[Dataset items]
------------------------------

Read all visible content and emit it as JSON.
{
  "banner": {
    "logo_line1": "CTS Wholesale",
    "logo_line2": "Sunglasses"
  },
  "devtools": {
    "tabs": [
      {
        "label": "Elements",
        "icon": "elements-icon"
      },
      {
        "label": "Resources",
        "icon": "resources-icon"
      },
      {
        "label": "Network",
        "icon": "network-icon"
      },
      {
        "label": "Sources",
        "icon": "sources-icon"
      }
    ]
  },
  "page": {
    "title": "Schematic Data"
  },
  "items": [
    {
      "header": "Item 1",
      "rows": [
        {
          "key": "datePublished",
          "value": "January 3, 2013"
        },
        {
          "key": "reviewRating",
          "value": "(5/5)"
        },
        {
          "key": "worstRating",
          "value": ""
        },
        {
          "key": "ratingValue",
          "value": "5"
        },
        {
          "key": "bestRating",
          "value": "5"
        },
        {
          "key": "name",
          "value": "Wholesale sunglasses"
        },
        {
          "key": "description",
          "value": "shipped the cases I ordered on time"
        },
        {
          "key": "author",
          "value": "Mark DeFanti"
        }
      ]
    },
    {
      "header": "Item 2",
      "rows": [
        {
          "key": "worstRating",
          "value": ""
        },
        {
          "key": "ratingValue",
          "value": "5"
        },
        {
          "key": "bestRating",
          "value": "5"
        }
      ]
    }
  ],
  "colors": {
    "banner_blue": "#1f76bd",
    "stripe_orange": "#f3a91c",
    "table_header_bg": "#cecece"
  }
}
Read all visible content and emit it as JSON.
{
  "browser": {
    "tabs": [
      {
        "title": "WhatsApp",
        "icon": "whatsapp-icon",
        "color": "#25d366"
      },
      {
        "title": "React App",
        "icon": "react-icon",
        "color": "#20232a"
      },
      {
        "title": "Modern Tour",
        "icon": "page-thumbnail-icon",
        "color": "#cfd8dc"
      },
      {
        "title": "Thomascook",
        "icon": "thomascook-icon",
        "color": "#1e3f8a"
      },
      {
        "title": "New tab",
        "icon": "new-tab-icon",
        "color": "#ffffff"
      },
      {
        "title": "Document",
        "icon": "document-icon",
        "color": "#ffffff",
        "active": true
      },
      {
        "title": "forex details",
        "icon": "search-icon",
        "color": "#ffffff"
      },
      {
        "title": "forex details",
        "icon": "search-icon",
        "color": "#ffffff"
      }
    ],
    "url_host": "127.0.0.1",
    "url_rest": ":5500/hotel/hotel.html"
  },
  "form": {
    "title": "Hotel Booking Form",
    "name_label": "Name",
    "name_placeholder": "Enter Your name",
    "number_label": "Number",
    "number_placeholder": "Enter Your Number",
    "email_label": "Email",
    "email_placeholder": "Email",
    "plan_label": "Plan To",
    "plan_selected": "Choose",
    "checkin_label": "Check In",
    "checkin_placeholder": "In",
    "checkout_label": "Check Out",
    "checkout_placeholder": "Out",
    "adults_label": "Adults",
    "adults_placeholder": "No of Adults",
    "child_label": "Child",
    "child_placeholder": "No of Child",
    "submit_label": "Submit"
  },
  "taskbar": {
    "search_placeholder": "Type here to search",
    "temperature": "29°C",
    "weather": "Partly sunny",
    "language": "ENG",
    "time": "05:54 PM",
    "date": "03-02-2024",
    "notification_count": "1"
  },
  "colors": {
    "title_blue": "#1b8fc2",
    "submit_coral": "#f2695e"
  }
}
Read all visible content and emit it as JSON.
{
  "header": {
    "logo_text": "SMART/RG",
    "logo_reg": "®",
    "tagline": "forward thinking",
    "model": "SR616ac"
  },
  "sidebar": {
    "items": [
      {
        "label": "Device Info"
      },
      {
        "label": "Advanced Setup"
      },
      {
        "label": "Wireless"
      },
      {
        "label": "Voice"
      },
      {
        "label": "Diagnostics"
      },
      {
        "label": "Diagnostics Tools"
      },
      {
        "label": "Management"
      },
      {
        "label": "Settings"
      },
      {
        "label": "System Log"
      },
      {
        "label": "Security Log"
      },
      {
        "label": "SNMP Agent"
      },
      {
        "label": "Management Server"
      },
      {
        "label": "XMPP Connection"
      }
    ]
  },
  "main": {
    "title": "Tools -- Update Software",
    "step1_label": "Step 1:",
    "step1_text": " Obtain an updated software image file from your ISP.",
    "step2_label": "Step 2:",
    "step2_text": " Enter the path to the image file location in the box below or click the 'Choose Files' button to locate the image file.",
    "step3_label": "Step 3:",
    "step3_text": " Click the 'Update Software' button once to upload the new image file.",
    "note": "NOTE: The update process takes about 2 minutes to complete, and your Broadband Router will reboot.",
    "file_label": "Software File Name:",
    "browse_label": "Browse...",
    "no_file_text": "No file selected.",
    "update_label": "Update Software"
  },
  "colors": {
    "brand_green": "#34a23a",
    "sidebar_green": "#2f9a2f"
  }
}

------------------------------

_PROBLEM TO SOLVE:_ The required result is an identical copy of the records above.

_RESULT OF THE TASK:_
Read all visible content and emit it as JSON.
{
  "banner": {
    "logo_line1": "CTS Wholesale",
    "logo_line2": "Sunglasses"
  },
  "devtools": {
    "tabs": [
      {
        "label": "Elements",
        "icon": "elements-icon"
      },
      {
        "label": "Resources",
        "icon": "resources-icon"
      },
      {
        "label": "Network",
        "icon": "network-icon"
      },
      {
        "label": "Sources",
        "icon": "sources-icon"
      }
    ]
  },
  "page": {
    "title": "Schematic Data"
  },
  "items": [
    {
      "header": "Item 1",
      "rows": [
        {
          "key": "datePublished",
          "value": "January 3, 2013"
        },
        {
          "key": "reviewRating",
          "value": "(5/5)"
        },
        {
          "key": "worstRating",
          "value": ""
        },
        {
          "key": "ratingValue",
          "value": "5"
        },
        {
          "key": "bestRating",
          "value": "5"
        },
        {
          "key": "name",
          "value": "Wholesale sunglasses"
        },
        {
          "key": "description",
          "value": "shipped the cases I ordered on time"
        },
        {
          "key": "author",
          "value": "Mark DeFanti"
        }
      ]
    },
    {
      "header": "Item 2",
      "rows": [
        {
          "key": "worstRating",
          "value": ""
        },
        {
          "key": "ratingValue",
          "value": "5"
        },
        {
          "key": "bestRating",
          "value": "5"
        }
      ]
    }
  ],
  "colors": {
    "banner_blue": "#1f76bd",
    "stripe_orange": "#f3a91c",
    "table_header_bg": "#cecece"
  }
}
Read all visible content and emit it as JSON.
{
  "browser": {
    "tabs": [
      {
        "title": "WhatsApp",
        "icon": "whatsapp-icon",
        "color": "#25d366"
      },
      {
        "title": "React App",
        "icon": "react-icon",
        "color": "#20232a"
      },
      {
        "title": "Modern Tour",
        "icon": "page-thumbnail-icon",
        "color": "#cfd8dc"
      },
      {
        "title": "Thomascook",
        "icon": "thomascook-icon",
        "color": "#1e3f8a"
      },
      {
        "title": "New tab",
        "icon": "new-tab-icon",
        "color": "#ffffff"
      },
      {
        "title": "Document",
        "icon": "document-icon",
        "color": "#ffffff",
        "active": true
      },
      {
        "title": "forex details",
        "icon": "search-icon",
        "color": "#ffffff"
      },
      {
        "title": "forex details",
        "icon": "search-icon",
        "color": "#ffffff"
      }
    ],
    "url_host": "127.0.0.1",
    "url_rest": ":5500/hotel/hotel.html"
  },
  "form": {
    "title": "Hotel Booking Form",
    "name_label": "Name",
    "name_placeholder": "Enter Your name",
    "number_label": "Number",
    "number_placeholder": "Enter Your Number",
    "email_label": "Email",
    "email_placeholder": "Email",
    "plan_label": "Plan To",
    "plan_selected": "Choose",
    "checkin_label": "Check In",
    "checkin_placeholder": "In",
    "checkout_label": "Check Out",
    "checkout_placeholder": "Out",
    "adults_label": "Adults",
    "adults_placeholder": "No of Adults",
    "child_label": "Child",
    "child_placeholder": "No of Child",
    "submit_label": "Submit"
  },
  "taskbar": {
    "search_placeholder": "Type here to search",
    "temperature": "29°C",
    "weather": "Partly sunny",
    "language": "ENG",
    "time": "05:54 PM",
    "date": "03-02-2024",
    "notification_count": "1"
  },
  "colors": {
    "title_blue": "#1b8fc2",
    "submit_coral": "#f2695e"
  }
}
Read all visible content and emit it as JSON.
{
  "header": {
    "logo_text": "SMART/RG",
    "logo_reg": "®",
    "tagline": "forward thinking",
    "model": "SR616ac"
  },
  "sidebar": {
    "items": [
      {
        "label": "Device Info"
      },
      {
        "label": "Advanced Setup"
      },
      {
        "label": "Wireless"
      },
      {
        "label": "Voice"
      },
      {
        "label": "Diagnostics"
      },
      {
        "label": "Diagnostics Tools"
      },
      {
        "label": "Management"
      },
      {
        "label": "Settings"
      },
      {
        "label": "System Log"
      },
      {
        "label": "Security Log"
      },
      {
        "label": "SNMP Agent"
      },
      {
        "label": "Management Server"
      },
      {
        "label": "XMPP Connection"
      }
    ]
  },
  "main": {
    "title": "Tools -- Update Software",
    "step1_label": "Step 1:",
    "step1_text": " Obtain an updated software image file from your ISP.",
    "step2_label": "Step 2:",
    "step2_text": " Enter the path to the image file location in the box below or click the 'Choose Files' button to locate the image file.",
    "step3_label": "Step 3:",
    "step3_text": " Click the 'Update Software' button once to upload the new image file.",
    "note": "NOTE: The update process takes about 2 minutes to complete, and your Broadband Router will reboot.",
    "file_label": "Software File Name:",
    "browse_label": "Browse...",
    "no_file_text": "No file selected.",
    "update_label": "Update Software"
  },
  "colors": {
    "brand_green": "#34a23a",
    "sidebar_green": "#2f9a2f"
  }
}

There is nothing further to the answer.